It is really love that you are feeling?
Today I want to help you to differentiate between love and infatuation. When we say we love, are we really sure we are not just caught in the heat of infatuation?
I long ago learnt that infatuation is derived from the French word 'fautus' meaning 'foolish', and this clearly means that if it's not true love, it is foolishness. I dare say we need to examine love on a deeper level; before saying that we love or are in love, we must also understand that there are different dimensions to this thing called love.
To many, it may be goosebumps on the arms or butterflies in the stomach, and to others, sleepless nights and too much salt in the meal. LOL.
I once sought the Oxford Dictionary to assist me with a definition, and it took five pages to define this phenomenon. My best definition, however, came from the Good Book itself in St John 3:16 'For God so loved the world that He gave ...", now if that isn't love, then the ocean is really dry.
So we can deduct from this passage that Love gives and gives sacrificially. The Greek word love has four definitions which teach how it is to be expressed and the context in which it ought to be expressed. For example, 'Philio love' is friendship love. This kind of love can be expressed in a platonic relationship and does not necessarily have any sense of long-term commitment, on the other hand, the other Greek words 'Eros' and 'Storge' speaks to passionate and erotic love being expressed between a lovers or within a marriage relationship.
The fourth Greek word, which supersedes all the aforementioned, is the 'Agape love'. This mirrors the love that the Bible speaks to and is hardly found to be practiced in us humans. It is unconditional and sacrificial in its embodiment. It always seeks to give expecting nothing in return. It is what we call unconditional love.
How many of us can truly say we love unconditionally, that we love someone sacrificially to the detriment of our beautiful and handsome selves? Not many. However, passionate erotic expressions can be had in moments of ecstasy, where no loving commitment exists.
If I love you according to the Bible, I will be only too willing to give you everything and make sacrifices for you. Can infatuation do that? Can it hold up under that kind of strain? I think not. When we are infatuated, we are simply lusting, desiring what does not belong to us, and wanting it at all costs without thinking of the repercussions.
This feeling of love is too ephemeral, too shallow - no depth. This is merely a fluctuating emotion which is hot one moment and cold the next, leaving in its wake broken hearts, unrequited love, and a sense of shame, especially for the female lover.
If we must love, then be aware that love is not blind, it is not superficial, it seeks not for itself, but only for the other. If we have to love, note that it takes time to cultivate lasting love that will withstand the test of time.
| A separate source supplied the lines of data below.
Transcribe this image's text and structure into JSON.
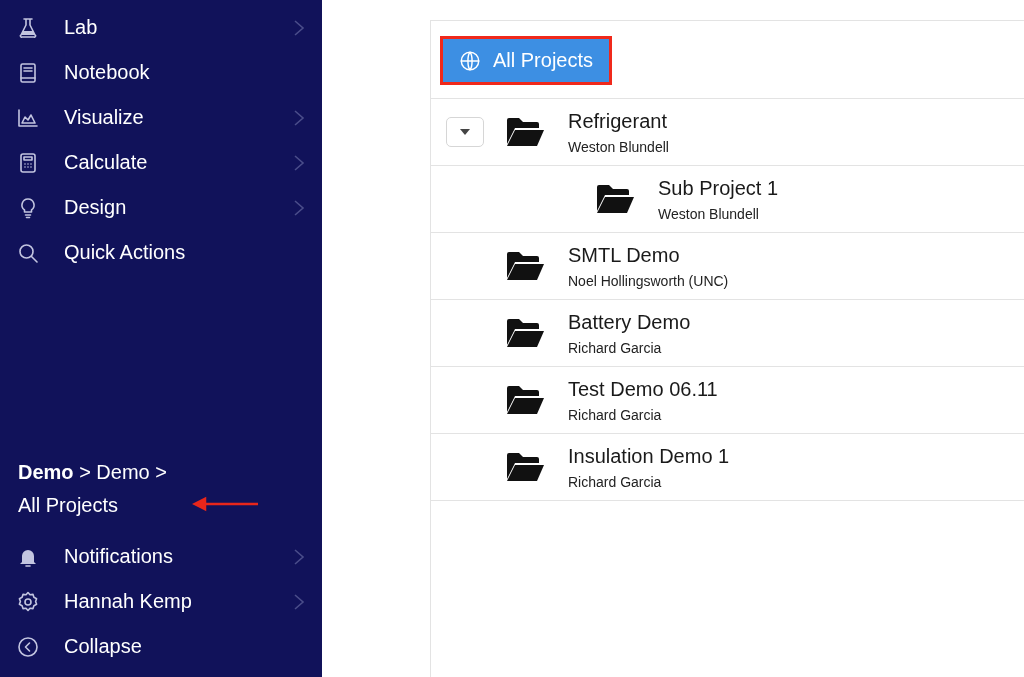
{
  "sidebar": {
    "items": [
      {
        "label": "Lab",
        "submenu": true
      },
      {
        "label": "Notebook",
        "submenu": false
      },
      {
        "label": "Visualize",
        "submenu": true
      },
      {
        "label": "Calculate",
        "submenu": true
      },
      {
        "label": "Design",
        "submenu": true
      },
      {
        "label": "Quick Actions",
        "submenu": false
      }
    ],
    "breadcrumb": "**Demo** > Demo > All Projects",
    "bottom_items": [
      {
        "label": "Notifications",
        "submenu": true
      },
      {
        "label": "Hannah Kemp",
        "submenu": true
      },
      {
        "label": "Collapse",
        "submenu": false
      }
    ]
  },
  "main": {
    "scope_button": "All Projects",
    "projects": [
      {
        "name": "Refrigerant",
        "owner": "Weston Blundell",
        "expanded": true,
        "children": [
          {
            "name": "Sub Project 1",
            "owner": "Weston Blundell"
          }
        ]
      },
      {
        "name": "SMTL Demo",
        "owner": "Noel Hollingsworth (UNC)"
      },
      {
        "name": "Battery Demo",
        "owner": "Richard Garcia"
      },
      {
        "name": "Test Demo 06.11",
        "owner": "Richard Garcia"
      },
      {
        "name": "Insulation Demo 1",
        "owner": "Richard Garcia"
      }
    ]
  }
}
It may start out being stolen hugs and kisses, but it will evolve with time and mature into deep and profound, long and lasting love that honours God and respects and cherishes the one being loved.